> Problem details
Please report every line in the entries that contains the string "JSON".
Start of Block
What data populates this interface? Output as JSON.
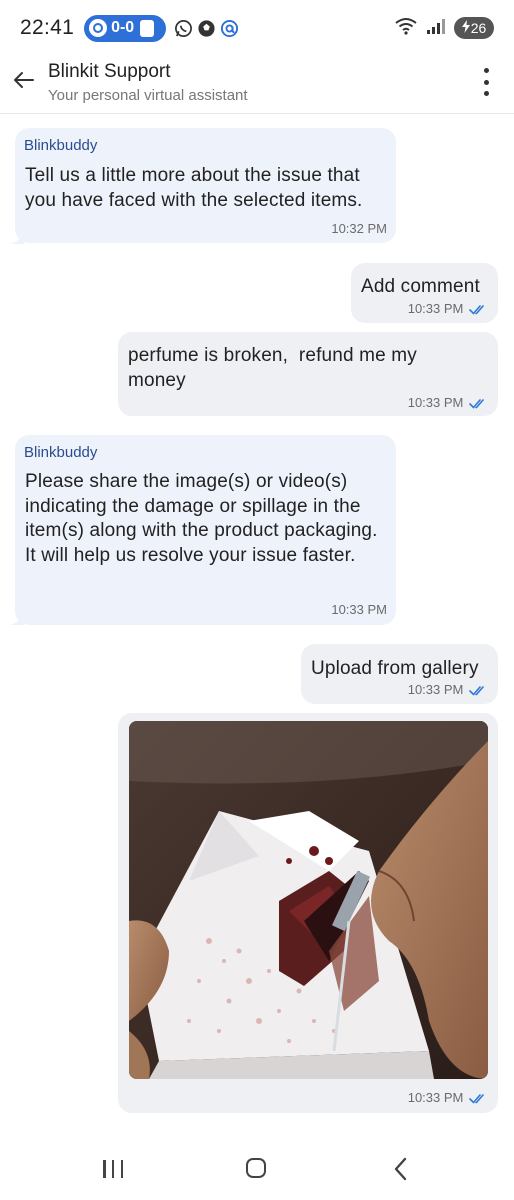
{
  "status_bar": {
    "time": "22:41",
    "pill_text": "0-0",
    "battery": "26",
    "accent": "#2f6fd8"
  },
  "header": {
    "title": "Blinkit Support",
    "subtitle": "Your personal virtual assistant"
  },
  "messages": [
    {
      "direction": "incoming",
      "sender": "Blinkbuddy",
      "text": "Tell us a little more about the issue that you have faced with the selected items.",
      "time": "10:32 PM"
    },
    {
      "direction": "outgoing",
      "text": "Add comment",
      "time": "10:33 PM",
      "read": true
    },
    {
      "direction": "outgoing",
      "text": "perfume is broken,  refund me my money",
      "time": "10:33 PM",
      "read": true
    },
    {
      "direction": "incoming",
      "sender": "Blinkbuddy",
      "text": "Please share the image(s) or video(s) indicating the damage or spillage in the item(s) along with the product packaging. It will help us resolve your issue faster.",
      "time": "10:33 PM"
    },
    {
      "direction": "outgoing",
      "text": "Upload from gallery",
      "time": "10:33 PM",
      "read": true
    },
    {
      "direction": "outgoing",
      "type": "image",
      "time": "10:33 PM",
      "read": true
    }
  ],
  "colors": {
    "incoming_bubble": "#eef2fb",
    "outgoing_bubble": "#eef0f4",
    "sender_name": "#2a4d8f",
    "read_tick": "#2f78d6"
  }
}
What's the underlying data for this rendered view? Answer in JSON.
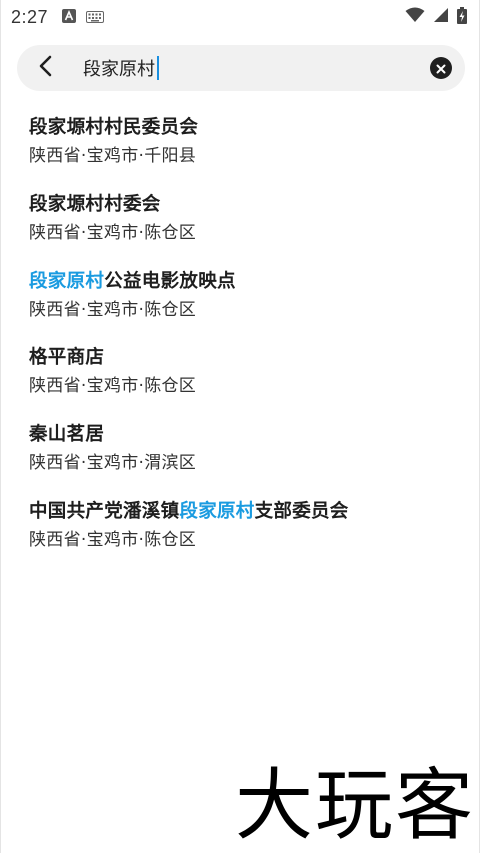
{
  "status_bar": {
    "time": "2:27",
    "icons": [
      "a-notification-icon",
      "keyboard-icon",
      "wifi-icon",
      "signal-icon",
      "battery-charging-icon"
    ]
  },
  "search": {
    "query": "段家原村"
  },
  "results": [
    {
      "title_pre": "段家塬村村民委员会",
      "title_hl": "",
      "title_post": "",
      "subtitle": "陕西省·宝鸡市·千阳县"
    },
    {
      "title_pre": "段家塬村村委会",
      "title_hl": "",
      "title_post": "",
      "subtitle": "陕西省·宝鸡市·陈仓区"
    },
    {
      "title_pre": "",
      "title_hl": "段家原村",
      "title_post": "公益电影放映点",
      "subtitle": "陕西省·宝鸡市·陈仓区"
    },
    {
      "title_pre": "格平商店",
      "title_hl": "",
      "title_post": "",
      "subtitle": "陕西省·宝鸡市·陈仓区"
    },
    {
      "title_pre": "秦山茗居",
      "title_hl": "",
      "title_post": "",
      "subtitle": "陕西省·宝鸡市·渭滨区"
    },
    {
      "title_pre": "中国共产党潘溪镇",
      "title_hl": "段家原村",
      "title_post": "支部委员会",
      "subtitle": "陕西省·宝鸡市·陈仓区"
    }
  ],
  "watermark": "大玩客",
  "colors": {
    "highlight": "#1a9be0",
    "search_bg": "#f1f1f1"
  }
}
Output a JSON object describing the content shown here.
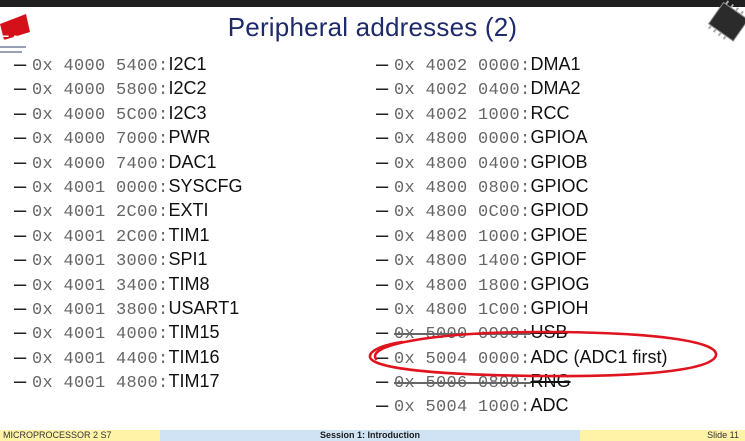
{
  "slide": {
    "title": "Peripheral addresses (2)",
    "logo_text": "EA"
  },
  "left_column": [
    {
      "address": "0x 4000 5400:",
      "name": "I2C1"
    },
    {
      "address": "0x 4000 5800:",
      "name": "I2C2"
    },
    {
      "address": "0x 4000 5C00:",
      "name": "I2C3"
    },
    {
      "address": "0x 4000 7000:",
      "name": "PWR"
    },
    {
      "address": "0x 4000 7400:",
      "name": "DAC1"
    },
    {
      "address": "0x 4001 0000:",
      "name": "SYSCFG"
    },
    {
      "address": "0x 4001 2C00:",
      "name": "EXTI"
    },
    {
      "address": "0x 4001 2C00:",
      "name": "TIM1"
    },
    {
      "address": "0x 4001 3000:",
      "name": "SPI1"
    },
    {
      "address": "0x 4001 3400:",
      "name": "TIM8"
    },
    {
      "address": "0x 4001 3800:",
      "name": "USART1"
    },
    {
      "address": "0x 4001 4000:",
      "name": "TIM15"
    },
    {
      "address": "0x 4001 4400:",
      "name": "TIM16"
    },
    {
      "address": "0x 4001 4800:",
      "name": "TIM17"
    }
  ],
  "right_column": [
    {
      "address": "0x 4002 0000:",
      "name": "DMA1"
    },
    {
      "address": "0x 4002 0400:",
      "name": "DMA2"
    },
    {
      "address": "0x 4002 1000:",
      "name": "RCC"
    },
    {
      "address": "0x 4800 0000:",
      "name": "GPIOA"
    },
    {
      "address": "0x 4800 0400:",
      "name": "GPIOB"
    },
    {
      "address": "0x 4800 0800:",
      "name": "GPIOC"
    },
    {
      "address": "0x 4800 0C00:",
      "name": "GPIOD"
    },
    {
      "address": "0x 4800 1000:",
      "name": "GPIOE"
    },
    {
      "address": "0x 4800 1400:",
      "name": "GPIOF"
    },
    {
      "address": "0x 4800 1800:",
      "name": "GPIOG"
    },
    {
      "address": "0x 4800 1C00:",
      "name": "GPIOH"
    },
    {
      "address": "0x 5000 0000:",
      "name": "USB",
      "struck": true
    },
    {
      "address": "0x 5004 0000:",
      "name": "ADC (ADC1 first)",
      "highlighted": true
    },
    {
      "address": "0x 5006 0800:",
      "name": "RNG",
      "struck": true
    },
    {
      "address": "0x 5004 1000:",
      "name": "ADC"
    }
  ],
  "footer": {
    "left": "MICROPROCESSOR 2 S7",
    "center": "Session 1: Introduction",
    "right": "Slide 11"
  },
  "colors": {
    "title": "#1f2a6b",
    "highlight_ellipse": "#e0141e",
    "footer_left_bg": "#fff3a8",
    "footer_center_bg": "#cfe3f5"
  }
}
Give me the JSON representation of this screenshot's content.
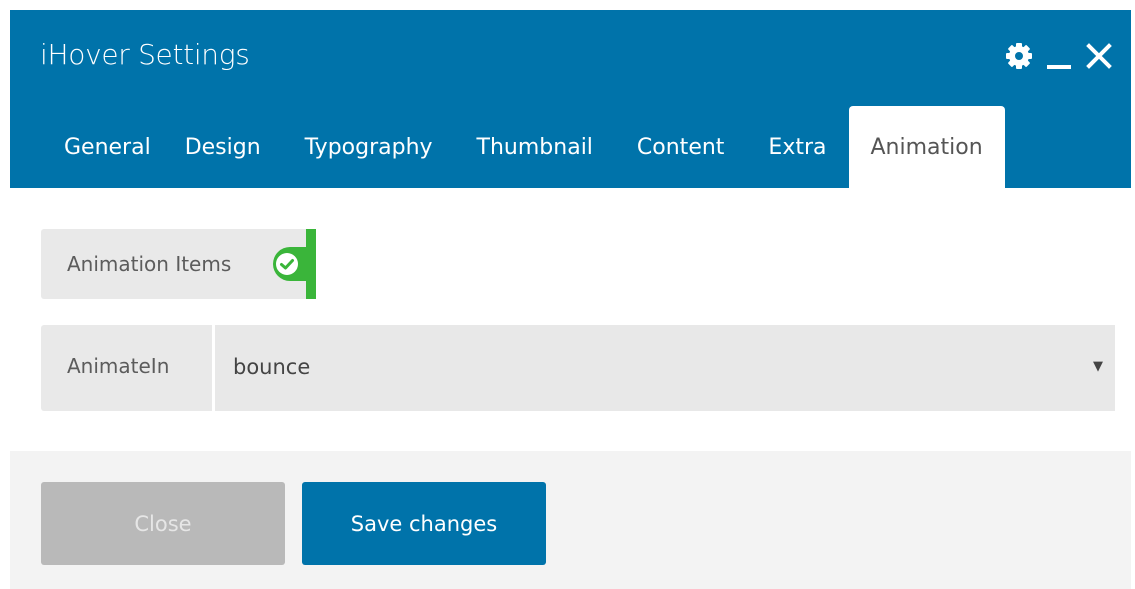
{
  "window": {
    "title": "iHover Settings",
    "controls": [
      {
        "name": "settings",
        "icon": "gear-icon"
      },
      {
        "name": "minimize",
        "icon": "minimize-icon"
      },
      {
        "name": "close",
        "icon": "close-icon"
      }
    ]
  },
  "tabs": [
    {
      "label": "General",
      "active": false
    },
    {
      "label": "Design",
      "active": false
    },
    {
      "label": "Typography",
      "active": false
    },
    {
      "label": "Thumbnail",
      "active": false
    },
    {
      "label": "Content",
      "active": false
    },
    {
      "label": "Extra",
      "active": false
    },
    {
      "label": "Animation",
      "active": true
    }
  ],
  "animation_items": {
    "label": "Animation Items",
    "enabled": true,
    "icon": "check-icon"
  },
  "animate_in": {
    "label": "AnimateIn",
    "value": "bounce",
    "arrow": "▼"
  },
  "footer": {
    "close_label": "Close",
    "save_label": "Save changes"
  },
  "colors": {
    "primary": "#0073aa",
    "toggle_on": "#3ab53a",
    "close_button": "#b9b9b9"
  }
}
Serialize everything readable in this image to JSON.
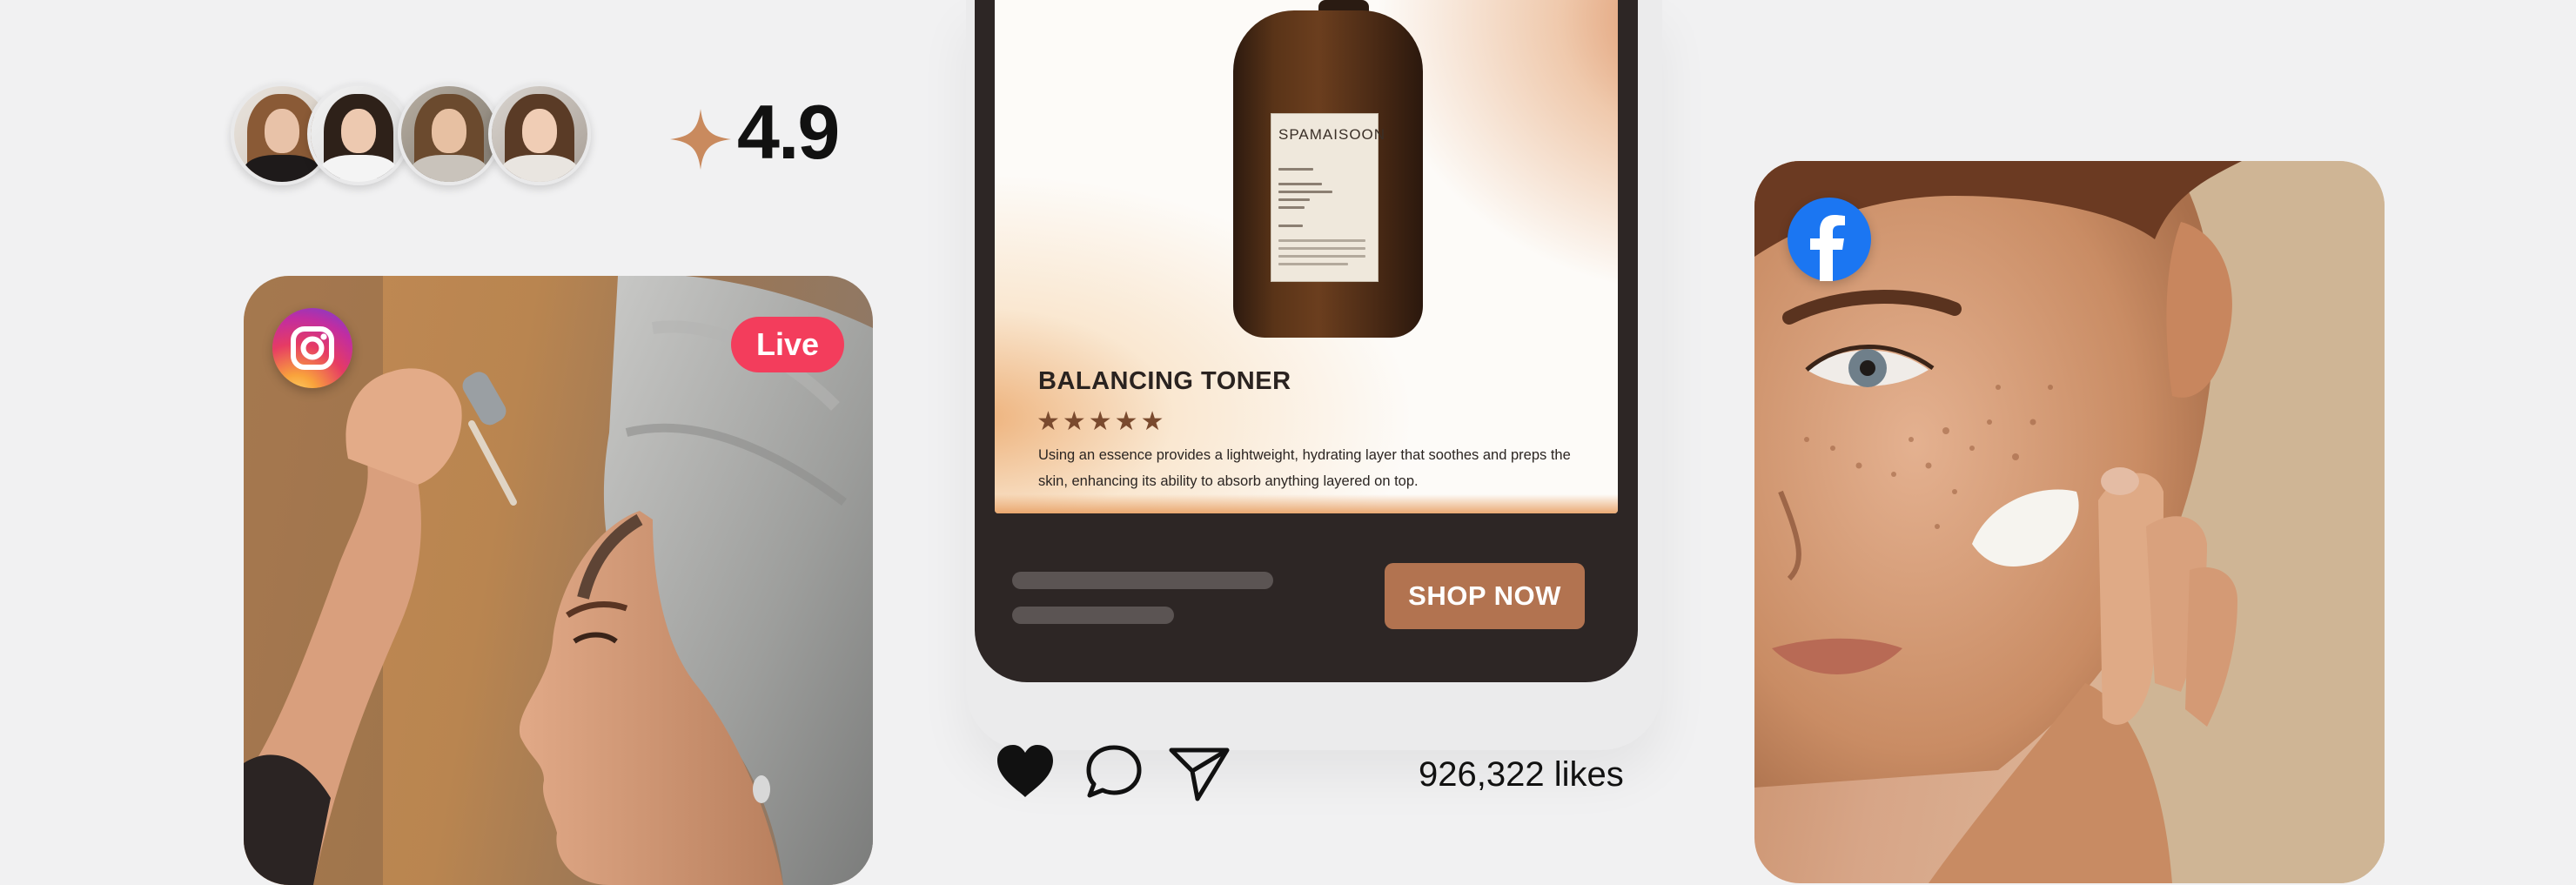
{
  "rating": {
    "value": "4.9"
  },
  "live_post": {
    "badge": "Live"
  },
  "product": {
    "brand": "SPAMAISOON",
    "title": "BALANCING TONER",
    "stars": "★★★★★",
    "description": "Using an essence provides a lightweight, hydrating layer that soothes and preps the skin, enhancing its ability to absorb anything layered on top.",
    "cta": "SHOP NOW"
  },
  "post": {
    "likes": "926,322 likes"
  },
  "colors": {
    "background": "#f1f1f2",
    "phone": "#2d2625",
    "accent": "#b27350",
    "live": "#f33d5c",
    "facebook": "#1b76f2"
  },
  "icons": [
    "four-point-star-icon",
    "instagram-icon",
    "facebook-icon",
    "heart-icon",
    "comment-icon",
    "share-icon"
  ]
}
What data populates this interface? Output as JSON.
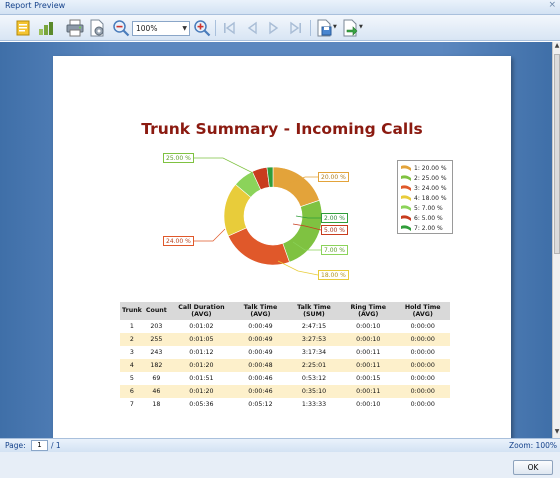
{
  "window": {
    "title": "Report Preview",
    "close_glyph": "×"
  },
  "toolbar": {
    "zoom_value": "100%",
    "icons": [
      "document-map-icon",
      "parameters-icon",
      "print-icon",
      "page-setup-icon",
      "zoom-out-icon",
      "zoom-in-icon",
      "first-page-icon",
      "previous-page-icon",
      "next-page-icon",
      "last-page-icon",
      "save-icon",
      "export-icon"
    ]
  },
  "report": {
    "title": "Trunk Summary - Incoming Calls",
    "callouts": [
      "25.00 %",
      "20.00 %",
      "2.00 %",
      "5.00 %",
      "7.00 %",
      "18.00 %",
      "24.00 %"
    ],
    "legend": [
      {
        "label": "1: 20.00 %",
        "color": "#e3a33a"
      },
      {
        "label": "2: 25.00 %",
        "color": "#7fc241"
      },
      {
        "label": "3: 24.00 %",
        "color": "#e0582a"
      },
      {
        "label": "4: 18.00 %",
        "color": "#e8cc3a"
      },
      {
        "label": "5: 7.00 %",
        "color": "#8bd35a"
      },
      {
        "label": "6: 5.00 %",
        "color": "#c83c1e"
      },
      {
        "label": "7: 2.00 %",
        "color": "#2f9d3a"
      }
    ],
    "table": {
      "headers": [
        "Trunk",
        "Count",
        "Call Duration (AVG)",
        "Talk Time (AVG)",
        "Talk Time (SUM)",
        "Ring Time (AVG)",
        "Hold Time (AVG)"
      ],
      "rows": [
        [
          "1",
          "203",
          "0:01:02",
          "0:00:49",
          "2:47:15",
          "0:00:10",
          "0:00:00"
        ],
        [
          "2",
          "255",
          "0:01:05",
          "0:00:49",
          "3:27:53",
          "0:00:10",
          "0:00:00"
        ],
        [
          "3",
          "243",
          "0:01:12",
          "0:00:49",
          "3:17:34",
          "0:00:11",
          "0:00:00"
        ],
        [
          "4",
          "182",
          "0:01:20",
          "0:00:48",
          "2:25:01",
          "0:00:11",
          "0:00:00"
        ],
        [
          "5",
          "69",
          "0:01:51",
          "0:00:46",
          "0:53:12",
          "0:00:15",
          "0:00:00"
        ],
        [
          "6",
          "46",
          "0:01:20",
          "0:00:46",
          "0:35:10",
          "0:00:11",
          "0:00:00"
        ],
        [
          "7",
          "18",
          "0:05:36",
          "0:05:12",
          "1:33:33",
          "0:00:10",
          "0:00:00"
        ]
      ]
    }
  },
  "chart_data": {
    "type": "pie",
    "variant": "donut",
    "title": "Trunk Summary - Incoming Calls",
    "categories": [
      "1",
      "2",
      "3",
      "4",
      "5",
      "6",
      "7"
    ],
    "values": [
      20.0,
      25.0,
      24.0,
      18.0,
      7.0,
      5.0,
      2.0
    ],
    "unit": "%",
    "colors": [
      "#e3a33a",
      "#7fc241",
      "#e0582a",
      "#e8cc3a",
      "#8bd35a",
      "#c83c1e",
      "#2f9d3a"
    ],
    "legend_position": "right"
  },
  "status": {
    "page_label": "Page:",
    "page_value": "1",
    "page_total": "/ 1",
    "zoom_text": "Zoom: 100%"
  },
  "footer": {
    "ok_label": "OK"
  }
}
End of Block
> Response to the task
What data populates this interface? Output as JSON.
What's the underlying data for this rendered view? Answer in JSON.
Output a JSON object describing the content shown here.
Give me the JSON representation of this screenshot's content.
Serialize everything readable in this image to JSON.
What data populates this interface? Output as JSON.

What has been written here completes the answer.